PKILL(1) MidnightBSD General Commands Manual PKILL(1)
pgrep, pkill — find or signal processes by name
[−j jid] [−s sid]
[−u euid] pattern ...
pkill [−signal] [−ILfinovx] [−F pidfile] [−G gid] [−M core] [−N system] [−P ppid] [−U uid] [−g pgrp] [−j jid] [−s sid] [−t tty] [−u euid] pattern ...
The pgrep command searches the process table on the running system and prints the process IDs of all processes that match the criteria given on the command line.
The pkill command searches the process table on the running system and signals all processes that match the criteria given on the command line.
The following options are available:
Restrict matches to a process whose PID is stored in the pidfile file.
Restrict matches to processes with a real group ID in the comma-separated list gid.
Request confirmation before attempting to signal each process.
The pidfile file given for the −F option must be locked with the flock(2) syscall or created with pidfile(3).
Extract values associated with the name list from the specified core instead of the currently running system.
Extract the name list from the specified system instead of the default, which is the kernel image the system has booted from.
Restrict matches to processes with a parent process ID in the comma-separated list ppid.
Search also in system processes (kernel threads).
Restrict matches to processes with a real user ID in the comma-separated list uid.
Specify a delimiter to be printed between each process ID. The default is a newline. This option can only be used with the pgrep command.
Match against full argument lists. The default is to match against process names.
Restrict matches to processes with a process group ID in the comma-separated list pgrp. The value zero is taken to mean the process group ID of the running pgrep or pkill command.
Ignore case distinctions in both the process table and the supplied pattern.
Restrict matches to processes inside jails with a jail ID in the comma-separated list jid. The value ‘‘any’’ matches processes in any jail. The value ‘‘none’’ matches processes not in jail.
Long output. Print the process name in addition to the process ID for each matching process. If used in conjunction with −f, print the process ID and the full argument list for each matching process. This option can only be used with the pgrep command.
Select only the newest (most recently started) of the matching processes.
Select only the oldest (least recently started) of the matching processes.
Restrict matches to processes with a session ID in the comma-separated list sid. The value zero is taken to mean the session ID of the running pgrep or pkill command.
Restrict matches to processes associated with a terminal in the comma-separated list tty. Terminal names may be of the form ttyxx or the shortened form xx. A single dash (‘-’) matches processes not associated with a terminal.
Restrict matches to processes with an effective user ID in the comma-separated list euid.
Reverse the sense of the matching; display processes that do not match the given criteria.
Require an exact match of the process name, or argument list if −f is given.
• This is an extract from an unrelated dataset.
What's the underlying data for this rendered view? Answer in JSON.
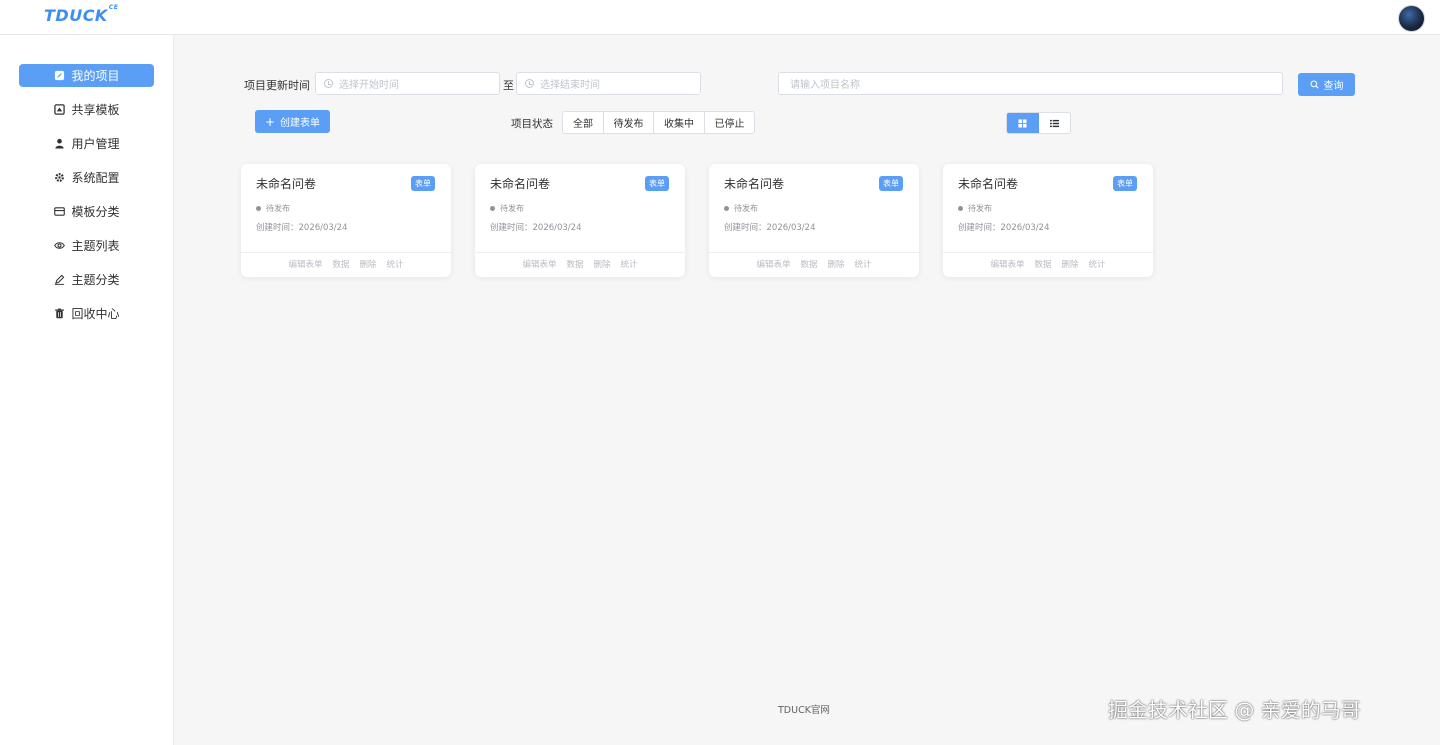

The default is to match any substring.
A non-negative decimal number or symbolic signal name specifying the signal to be sent instead of the default TERM. This option is valid only when given as the first argument to pkill.
If any pattern operands are specified, they are used as regular expressions to match the command name or full argument list of each process. If the −f option is not specified, then the pattern will attempt to match the command name. However, presently FreeBSD will only keep track of the first 19 characters of the command name for each process. Attempts to match any characters after the first 19 of a command name will quietly fail.
Note that a running pgrep or pkill process will never consider itself nor system processes (kernel threads) as a potential match.
The pgrep and pkill utilities return one of the following values upon exit:
One or more processes were matched.
No processes were matched.
Invalid options were specified on the command line.
An internal error occurred.
Historically the option ‘‘−j 0’’ means any jail, although in other utilities such as ps(1) jail ID 0 has the opposite meaning, not in jail. Therefore ‘‘−j 0’’ is deprecated, and its use is discouraged in favor of ‘‘−j any’’.
kill(1), killall(1), ps(1), flock(2), kill(2), sigaction(2), pidfile(3), re_format(7)
The pkill and pgrep utilities first appeared in NetBSD 1.6. They are modelled after utilities of the same name that appeared in Sun Solaris 7. They made their first appearance in FreeBSD 5.3.
Andrew Doran 〈ad@NetBSD.org〉
MidnightBSD 0.3 November 23, 2006 MidnightBSD 0.3